Oxton - results Election Candidate Party Votes % Orod Osanlou Liberal Democrats 1666 68% Elected Sue Mahoney Labour 460 19% Not elected Philip Graham Merry Conservative 168 7% Not elected Mary Rachel Elizabeth Heydon Green Party 147 6% Not elected
Pretty good night for the Conservatives all things considered.
Sir Nicholas Soames on Leader of the House Jacob Rees Mogg : ‘an absolute fraud, a living example of what a moderately cut double-breasted suit and a decent tie can do with an ultra-posh voice and a bit of ginger stuck up his arse.’
When I was writing my profiles for the West Midlands industrial towns, one of the conundrums was the contrast between local elections and parliamentary elections. Was the sharp swing to the Conservatives going to lead to a permenent shift in allegiances, which would show up in local elections, or was it just a temporary flare due to the national focus on leaving the EU?
It’s now I think clear from 2 years run of local elections - not just last May when the vaccine boost was at its height, but in cumulative by-elections, that the former was true, and the shift in allegiances can best be seen as permanent. The result in Bar Pool - a heavily deprived council estate seat - coupled with the massacre of Labour in Nuneaton & Bedworth last May, leads to the conclusion that Labour is out for at least a generation in places like this. The result in Knutton (not actually the same sort of place, but also historically a working class bastion for Labour) points the same way.
It’s hard to see Conservatives being able to maintain their grip in places like this, as their normal responsiveness to the well off, and dislike of public services, reasserts itself. I would expect to see a British version of the AFD (and its similar manifestations elsewhere) to grow rapidly, and take over local representation. Much more likely than a revival of Labour I fear. We already saw signs of this in the 2016 surge of UKIP, the problem there being that many of those elected knew nothing about and showed little interest in local services, but descended into recriminations, and factional fighting quite quickly. The handful of councils run by UKIP were universally a shambles. But there is no necessity in this. A different sort of party more locally focused and less obsessed by foreign affairs could achieve a lot of success.
Yes, if you want to find somewhere "typically Conservative" you might think rural Tunbridge Wells would be the ultimate. And guess what was happening there?
Someone is getting angry?

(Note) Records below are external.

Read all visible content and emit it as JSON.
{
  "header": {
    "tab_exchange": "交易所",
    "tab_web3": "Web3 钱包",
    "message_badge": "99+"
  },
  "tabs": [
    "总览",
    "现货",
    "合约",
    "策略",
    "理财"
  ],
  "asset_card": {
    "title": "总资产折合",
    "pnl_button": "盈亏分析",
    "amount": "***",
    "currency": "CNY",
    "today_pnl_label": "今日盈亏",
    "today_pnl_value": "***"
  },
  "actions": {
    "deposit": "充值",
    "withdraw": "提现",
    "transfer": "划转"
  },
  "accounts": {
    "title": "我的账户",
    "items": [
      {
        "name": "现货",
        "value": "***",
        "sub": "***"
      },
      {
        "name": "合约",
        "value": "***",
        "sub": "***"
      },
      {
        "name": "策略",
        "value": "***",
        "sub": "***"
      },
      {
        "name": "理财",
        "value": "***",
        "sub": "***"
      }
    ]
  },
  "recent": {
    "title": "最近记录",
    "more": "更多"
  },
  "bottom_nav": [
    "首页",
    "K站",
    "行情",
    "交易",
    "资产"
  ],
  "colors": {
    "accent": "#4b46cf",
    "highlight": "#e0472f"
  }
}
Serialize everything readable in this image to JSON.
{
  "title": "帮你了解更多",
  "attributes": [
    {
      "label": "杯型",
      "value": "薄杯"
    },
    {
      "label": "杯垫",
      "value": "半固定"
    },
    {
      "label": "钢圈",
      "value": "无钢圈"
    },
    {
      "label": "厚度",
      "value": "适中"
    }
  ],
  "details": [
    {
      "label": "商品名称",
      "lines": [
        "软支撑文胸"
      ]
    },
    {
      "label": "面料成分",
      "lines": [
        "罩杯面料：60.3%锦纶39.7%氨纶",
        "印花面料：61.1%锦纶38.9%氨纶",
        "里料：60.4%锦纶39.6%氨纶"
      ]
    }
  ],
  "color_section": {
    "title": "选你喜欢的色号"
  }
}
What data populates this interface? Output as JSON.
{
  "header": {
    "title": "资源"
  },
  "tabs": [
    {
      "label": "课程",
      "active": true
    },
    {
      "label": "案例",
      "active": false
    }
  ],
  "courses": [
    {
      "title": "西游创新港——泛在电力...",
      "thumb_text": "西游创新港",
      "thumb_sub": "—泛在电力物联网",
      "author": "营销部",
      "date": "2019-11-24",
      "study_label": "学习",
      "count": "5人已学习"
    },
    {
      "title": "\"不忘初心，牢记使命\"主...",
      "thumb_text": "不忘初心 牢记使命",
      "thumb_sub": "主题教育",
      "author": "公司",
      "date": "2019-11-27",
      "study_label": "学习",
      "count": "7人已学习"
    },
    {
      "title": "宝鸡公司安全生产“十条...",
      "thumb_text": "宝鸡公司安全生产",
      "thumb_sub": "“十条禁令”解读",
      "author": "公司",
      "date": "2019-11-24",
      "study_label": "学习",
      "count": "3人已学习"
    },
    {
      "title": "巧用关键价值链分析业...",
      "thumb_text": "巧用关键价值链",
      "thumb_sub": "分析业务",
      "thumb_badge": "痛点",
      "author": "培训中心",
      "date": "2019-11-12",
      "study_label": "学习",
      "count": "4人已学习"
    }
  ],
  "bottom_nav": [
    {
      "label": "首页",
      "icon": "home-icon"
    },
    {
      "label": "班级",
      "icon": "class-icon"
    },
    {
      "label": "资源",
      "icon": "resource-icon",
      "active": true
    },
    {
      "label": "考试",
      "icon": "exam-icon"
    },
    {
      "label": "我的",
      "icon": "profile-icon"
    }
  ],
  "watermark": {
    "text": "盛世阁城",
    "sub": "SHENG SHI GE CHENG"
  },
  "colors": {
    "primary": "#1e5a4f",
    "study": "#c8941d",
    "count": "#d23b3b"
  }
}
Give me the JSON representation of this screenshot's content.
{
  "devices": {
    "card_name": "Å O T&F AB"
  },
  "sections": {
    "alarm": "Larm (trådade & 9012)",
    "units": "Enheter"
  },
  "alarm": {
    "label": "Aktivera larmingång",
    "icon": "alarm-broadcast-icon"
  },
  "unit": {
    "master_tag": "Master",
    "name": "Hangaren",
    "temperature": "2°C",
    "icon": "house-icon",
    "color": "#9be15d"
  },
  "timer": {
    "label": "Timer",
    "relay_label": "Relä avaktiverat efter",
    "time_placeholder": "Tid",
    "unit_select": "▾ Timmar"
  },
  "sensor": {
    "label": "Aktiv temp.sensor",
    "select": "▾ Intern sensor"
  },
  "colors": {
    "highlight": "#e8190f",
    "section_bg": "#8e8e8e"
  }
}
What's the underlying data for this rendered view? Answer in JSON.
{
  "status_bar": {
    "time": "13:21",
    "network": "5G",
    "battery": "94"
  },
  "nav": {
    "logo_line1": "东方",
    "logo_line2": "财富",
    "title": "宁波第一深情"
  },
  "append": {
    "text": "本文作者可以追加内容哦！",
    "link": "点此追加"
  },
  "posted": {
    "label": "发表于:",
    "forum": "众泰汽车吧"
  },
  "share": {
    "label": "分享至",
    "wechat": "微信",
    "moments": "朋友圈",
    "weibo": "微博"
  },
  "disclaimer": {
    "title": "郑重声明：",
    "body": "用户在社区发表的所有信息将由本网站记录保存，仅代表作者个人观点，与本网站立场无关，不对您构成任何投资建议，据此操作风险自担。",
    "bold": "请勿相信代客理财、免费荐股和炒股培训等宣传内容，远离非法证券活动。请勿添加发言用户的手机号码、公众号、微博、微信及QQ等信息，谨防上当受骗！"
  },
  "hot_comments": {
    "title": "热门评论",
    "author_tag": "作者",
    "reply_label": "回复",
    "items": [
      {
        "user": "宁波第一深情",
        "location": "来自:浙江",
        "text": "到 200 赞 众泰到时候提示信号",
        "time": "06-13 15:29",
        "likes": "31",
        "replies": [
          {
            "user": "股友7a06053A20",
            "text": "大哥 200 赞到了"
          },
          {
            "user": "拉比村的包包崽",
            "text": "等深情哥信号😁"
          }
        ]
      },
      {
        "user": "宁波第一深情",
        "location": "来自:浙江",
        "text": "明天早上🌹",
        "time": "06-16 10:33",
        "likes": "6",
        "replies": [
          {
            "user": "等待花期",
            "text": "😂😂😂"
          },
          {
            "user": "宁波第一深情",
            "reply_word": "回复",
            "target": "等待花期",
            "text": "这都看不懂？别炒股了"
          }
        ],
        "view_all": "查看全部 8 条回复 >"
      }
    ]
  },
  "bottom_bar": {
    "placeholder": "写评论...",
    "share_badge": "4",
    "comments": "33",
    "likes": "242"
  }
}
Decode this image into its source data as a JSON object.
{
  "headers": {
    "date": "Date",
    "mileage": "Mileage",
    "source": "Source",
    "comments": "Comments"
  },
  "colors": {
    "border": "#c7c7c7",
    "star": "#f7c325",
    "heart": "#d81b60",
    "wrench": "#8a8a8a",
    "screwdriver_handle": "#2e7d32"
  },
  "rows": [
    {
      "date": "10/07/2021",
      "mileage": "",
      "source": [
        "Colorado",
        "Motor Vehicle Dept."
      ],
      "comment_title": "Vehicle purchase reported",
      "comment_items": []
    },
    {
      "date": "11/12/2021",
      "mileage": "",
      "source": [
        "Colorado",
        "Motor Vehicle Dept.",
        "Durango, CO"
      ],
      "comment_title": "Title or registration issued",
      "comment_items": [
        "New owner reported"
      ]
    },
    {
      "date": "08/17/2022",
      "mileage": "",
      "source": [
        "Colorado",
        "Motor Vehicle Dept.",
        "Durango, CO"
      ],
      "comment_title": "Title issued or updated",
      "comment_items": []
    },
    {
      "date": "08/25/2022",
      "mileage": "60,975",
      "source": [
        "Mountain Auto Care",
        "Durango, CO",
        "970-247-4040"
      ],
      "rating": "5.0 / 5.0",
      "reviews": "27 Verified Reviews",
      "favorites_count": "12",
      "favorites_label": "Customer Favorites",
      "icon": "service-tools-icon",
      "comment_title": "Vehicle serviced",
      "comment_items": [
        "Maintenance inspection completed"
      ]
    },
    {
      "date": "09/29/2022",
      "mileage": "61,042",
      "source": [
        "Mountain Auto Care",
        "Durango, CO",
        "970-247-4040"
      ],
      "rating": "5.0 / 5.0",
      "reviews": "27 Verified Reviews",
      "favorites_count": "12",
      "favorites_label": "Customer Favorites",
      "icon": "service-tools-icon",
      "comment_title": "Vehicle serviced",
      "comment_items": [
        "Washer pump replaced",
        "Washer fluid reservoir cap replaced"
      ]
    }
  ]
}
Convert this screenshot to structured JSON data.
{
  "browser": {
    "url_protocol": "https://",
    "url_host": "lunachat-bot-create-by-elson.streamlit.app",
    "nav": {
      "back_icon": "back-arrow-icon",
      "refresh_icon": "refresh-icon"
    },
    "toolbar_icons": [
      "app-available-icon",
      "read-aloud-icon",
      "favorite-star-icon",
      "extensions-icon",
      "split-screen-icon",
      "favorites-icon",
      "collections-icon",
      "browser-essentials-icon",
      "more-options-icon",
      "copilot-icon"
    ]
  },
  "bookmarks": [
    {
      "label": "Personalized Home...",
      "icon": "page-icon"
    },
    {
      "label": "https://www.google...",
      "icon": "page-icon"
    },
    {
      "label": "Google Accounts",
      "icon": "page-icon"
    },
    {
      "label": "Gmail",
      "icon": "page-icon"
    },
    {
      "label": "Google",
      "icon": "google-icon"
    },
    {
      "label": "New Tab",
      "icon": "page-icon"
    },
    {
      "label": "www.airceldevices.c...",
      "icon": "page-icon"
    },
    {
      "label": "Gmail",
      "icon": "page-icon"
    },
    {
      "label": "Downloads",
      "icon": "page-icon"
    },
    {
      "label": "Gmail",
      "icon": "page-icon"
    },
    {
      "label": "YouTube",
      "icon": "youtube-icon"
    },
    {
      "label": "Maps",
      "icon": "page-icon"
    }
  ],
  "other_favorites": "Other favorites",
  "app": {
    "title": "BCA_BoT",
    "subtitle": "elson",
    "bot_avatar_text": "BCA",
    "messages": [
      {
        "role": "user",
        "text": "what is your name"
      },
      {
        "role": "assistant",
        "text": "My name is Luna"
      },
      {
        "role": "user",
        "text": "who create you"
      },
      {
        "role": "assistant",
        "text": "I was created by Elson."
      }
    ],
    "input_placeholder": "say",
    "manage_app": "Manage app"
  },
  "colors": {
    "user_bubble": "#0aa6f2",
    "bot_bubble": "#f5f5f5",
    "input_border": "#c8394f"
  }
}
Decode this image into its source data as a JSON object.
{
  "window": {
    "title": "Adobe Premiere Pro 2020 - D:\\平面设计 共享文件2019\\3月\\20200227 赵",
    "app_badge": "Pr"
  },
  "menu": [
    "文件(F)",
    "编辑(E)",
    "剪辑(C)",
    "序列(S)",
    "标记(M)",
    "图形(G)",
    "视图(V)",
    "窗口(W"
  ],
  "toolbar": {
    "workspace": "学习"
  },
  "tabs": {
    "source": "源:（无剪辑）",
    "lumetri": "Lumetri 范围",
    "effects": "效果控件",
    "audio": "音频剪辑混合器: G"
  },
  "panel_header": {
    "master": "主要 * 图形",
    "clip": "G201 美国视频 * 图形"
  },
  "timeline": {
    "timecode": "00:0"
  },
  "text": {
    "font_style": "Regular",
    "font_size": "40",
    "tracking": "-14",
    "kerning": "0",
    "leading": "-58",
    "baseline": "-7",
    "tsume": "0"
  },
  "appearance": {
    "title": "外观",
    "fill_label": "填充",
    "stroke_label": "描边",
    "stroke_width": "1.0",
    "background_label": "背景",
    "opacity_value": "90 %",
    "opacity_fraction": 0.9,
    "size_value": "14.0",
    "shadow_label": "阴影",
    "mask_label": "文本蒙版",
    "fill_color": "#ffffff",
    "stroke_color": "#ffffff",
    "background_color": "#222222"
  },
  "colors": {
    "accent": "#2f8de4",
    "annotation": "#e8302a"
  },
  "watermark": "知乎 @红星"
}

At least you avoided the usual Tunbridge Wells cliche. My point though was to emphasise the rural bit. The Tories have for some time largely collapsed in Tunbridge Wells itself at local government level, but they remain pretty strong in the surrounding villages. They are at risk to a localist candidate if other opposing parties stand down. In this one Lib Dems and Greens stood aside, and Labour stood but their vote halved, so TWA won, in the end reasonably comfortably, even in a situation where the Conservatives fielded the daughter of the deceased ex-councillor, a ploy often worth a sympathy vote or two.
Knowing the area very well, I never thought I’d read the words ‘ Conservatives gain Knutton from Labour’ . Knutton is about as far from ‘typically Conservative’ as you could imagine.
Just as interesting is the turnout in this contest (and many other recent by-elections). 18% at Knutton looks like a 'gain' for the "couldn't care", "not interested", "plague on both your houses" brigade. Or, does it speak more to the parlous state of local political party organisation? In theory, it shouldn't have been too difficult for both Labour and the Tories to 'flood' the area with activists in this small ward with little over 2,000 electors: a turnout of at least 35% should have been possible.
At Bryn (Wigan, but a much larger ward) turnout was also dire at 15%. If possible, I think we should closely track turnouts in our by-election results threads, noting the change in much the same way as we do party share.
I agree. If Labour were as strong in London as they appear to be they shouldn't have had any trouble in what has become a pretty safe ward for them. Just putting it down to 'circumstances' seems risky and could lead to complacency come May 2022.
Seeing a failure as a win is what did for Corbyn after 2017, and this by-election result should come with a similar warning.